Moody’s Investor Services (MCO) downgraded the sovereign debt of Portugal on Tuesday, citing the country’s worsening public finances and weak growth prospects.
The rating agency said it expected the Portuguese government’s debt trend to continue to rise for “at least another two to three years,” with the ratio of debt-to-GDP eventually approaching 90% and 210%, respectively.
“The Portuguese government’s debt–to-GDP and debt-to-revenues ratios have risen rapidly over the last two years,” said in a statement Anthony Thomas, a Moody’s senior analyst in the sovereign risk group. “This deterioration came about due to the government’s anti-crisis measures and the operation of the budget’s automatic stabilizers, such as higher unemployment benefits, when the economy went into recession.”
Portugal has adopted austerity measures designed to cut its deficit to 7.3% of GDP this year and 4.6% next year. Thomas however, said it was not yet clear whether the reforms initiated by the government will boost growth enough to reverse the country’s deteriorating debt trends.

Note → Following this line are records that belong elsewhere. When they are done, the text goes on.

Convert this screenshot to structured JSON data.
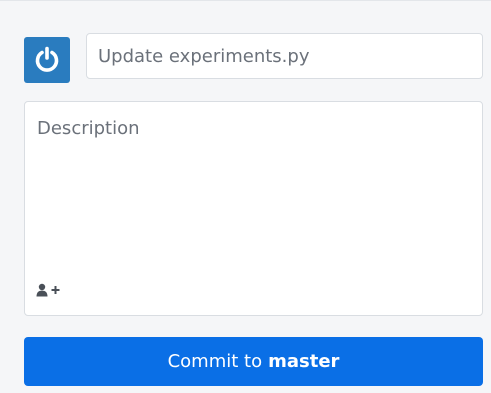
{
  "author": {
    "avatar_icon": "power-icon",
    "avatar_color": "#2a7cbf"
  },
  "summary": {
    "value": "",
    "placeholder": "Update experiments.py"
  },
  "description": {
    "value": "",
    "placeholder": "Description",
    "coauthor_icon": "add-user-icon"
  },
  "commit_button": {
    "prefix": "Commit to",
    "branch": "master",
    "color": "#0a6fe6"
  }
}
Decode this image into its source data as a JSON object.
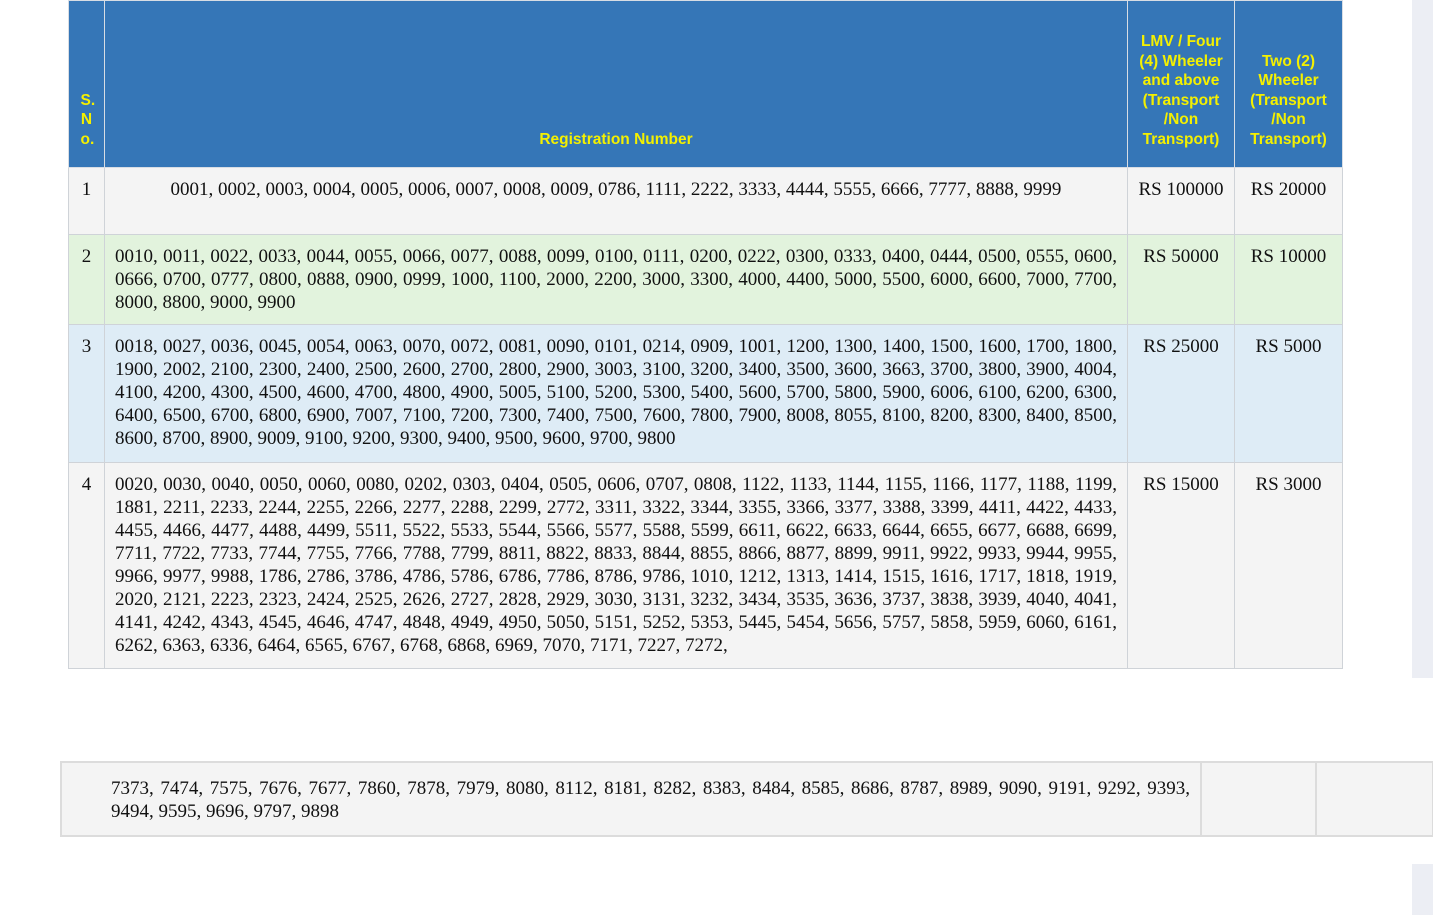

Moody’s cut Portugal’s debt rating by two notches from “Aa2” to “A1,” which is still investment grade. The decision by the rating agency follows similar action by Standard & Poor’s in April.